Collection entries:
= = = =

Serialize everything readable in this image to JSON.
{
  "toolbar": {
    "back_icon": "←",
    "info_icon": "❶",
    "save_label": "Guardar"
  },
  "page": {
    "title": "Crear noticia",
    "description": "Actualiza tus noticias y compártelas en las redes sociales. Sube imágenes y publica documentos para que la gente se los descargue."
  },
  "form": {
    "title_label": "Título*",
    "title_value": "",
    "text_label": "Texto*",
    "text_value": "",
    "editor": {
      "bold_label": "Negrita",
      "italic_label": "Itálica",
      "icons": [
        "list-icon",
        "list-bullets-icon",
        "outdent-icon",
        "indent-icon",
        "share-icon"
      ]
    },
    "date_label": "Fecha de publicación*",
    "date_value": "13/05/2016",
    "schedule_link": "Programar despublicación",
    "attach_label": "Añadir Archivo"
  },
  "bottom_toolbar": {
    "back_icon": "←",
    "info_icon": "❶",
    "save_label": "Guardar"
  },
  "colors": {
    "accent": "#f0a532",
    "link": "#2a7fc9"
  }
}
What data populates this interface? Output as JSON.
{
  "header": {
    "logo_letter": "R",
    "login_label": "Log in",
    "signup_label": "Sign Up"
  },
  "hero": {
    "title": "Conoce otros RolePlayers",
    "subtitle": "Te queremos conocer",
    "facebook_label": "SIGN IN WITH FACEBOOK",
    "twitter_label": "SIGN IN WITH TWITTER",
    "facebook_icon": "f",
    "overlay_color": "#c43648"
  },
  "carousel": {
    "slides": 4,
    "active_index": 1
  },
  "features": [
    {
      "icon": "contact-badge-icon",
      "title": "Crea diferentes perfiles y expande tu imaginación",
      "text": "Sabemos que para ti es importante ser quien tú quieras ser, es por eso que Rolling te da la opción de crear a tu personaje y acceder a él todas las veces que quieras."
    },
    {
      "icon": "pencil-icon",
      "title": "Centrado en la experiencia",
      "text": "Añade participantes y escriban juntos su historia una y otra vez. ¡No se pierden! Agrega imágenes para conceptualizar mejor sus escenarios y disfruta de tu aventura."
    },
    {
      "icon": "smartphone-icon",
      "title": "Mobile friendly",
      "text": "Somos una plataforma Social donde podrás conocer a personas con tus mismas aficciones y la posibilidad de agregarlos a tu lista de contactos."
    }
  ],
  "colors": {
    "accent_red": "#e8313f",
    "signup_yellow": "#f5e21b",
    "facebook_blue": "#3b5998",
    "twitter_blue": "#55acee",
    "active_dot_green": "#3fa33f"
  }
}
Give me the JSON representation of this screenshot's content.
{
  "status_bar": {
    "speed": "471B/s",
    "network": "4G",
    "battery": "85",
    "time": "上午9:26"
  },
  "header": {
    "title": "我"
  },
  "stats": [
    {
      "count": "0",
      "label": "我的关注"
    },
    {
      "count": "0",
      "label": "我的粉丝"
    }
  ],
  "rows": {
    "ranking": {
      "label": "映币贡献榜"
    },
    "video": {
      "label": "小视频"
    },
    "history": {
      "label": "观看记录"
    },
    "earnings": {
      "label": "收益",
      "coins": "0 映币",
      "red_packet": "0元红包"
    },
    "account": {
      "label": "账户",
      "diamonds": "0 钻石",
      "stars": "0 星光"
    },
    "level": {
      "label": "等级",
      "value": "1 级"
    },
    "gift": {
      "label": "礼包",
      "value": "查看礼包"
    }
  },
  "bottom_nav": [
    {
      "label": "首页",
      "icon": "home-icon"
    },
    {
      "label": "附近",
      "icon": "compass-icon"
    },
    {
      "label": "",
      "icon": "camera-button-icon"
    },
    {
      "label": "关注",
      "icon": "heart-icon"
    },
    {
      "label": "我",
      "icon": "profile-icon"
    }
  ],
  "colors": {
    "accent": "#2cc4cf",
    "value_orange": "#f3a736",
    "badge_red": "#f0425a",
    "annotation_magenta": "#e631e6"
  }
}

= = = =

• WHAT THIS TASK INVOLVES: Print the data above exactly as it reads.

• EXERCISE OUTPUT:
Serialize everything readable in this image to JSON.
{
  "toolbar": {
    "back_icon": "←",
    "info_icon": "❶",
    "save_label": "Guardar"
  },
  "page": {
    "title": "Crear noticia",
    "description": "Actualiza tus noticias y compártelas en las redes sociales. Sube imágenes y publica documentos para que la gente se los descargue."
  },
  "form": {
    "title_label": "Título*",
    "title_value": "",
    "text_label": "Texto*",
    "text_value": "",
    "editor": {
      "bold_label": "Negrita",
      "italic_label": "Itálica",
      "icons": [
        "list-icon",
        "list-bullets-icon",
        "outdent-icon",
        "indent-icon",
        "share-icon"
      ]
    },
    "date_label": "Fecha de publicación*",
    "date_value": "13/05/2016",
    "schedule_link": "Programar despublicación",
    "attach_label": "Añadir Archivo"
  },
  "bottom_toolbar": {
    "back_icon": "←",
    "info_icon": "❶",
    "save_label": "Guardar"
  },
  "colors": {
    "accent": "#f0a532",
    "link": "#2a7fc9"
  }
}
What data populates this interface? Output as JSON.
{
  "header": {
    "logo_letter": "R",
    "login_label": "Log in",
    "signup_label": "Sign Up"
  },
  "hero": {
    "title": "Conoce otros RolePlayers",
    "subtitle": "Te queremos conocer",
    "facebook_label": "SIGN IN WITH FACEBOOK",
    "twitter_label": "SIGN IN WITH TWITTER",
    "facebook_icon": "f",
    "overlay_color": "#c43648"
  },
  "carousel": {
    "slides": 4,
    "active_index": 1
  },
  "features": [
    {
      "icon": "contact-badge-icon",
      "title": "Crea diferentes perfiles y expande tu imaginación",
      "text": "Sabemos que para ti es importante ser quien tú quieras ser, es por eso que Rolling te da la opción de crear a tu personaje y acceder a él todas las veces que quieras."
    },
    {
      "icon": "pencil-icon",
      "title": "Centrado en la experiencia",
      "text": "Añade participantes y escriban juntos su historia una y otra vez. ¡No se pierden! Agrega imágenes para conceptualizar mejor sus escenarios y disfruta de tu aventura."
    },
    {
      "icon": "smartphone-icon",
      "title": "Mobile friendly",
      "text": "Somos una plataforma Social donde podrás conocer a personas con tus mismas aficciones y la posibilidad de agregarlos a tu lista de contactos."
    }
  ],
  "colors": {
    "accent_red": "#e8313f",
    "signup_yellow": "#f5e21b",
    "facebook_blue": "#3b5998",
    "twitter_blue": "#55acee",
    "active_dot_green": "#3fa33f"
  }
}
Give me the JSON representation of this screenshot's content.
{
  "status_bar": {
    "speed": "471B/s",
    "network": "4G",
    "battery": "85",
    "time": "上午9:26"
  },
  "header": {
    "title": "我"
  },
  "stats": [
    {
      "count": "0",
      "label": "我的关注"
    },
    {
      "count": "0",
      "label": "我的粉丝"
    }
  ],
  "rows": {
    "ranking": {
      "label": "映币贡献榜"
    },
    "video": {
      "label": "小视频"
    },
    "history": {
      "label": "观看记录"
    },
    "earnings": {
      "label": "收益",
      "coins": "0 映币",
      "red_packet": "0元红包"
    },
    "account": {
      "label": "账户",
      "diamonds": "0 钻石",
      "stars": "0 星光"
    },
    "level": {
      "label": "等级",
      "value": "1 级"
    },
    "gift": {
      "label": "礼包",
      "value": "查看礼包"
    }
  },
  "bottom_nav": [
    {
      "label": "首页",
      "icon": "home-icon"
    },
    {
      "label": "附近",
      "icon": "compass-icon"
    },
    {
      "label": "",
      "icon": "camera-button-icon"
    },
    {
      "label": "关注",
      "icon": "heart-icon"
    },
    {
      "label": "我",
      "icon": "profile-icon"
    }
  ],
  "colors": {
    "accent": "#2cc4cf",
    "value_orange": "#f3a736",
    "badge_red": "#f0425a",
    "annotation_magenta": "#e631e6"
  }
}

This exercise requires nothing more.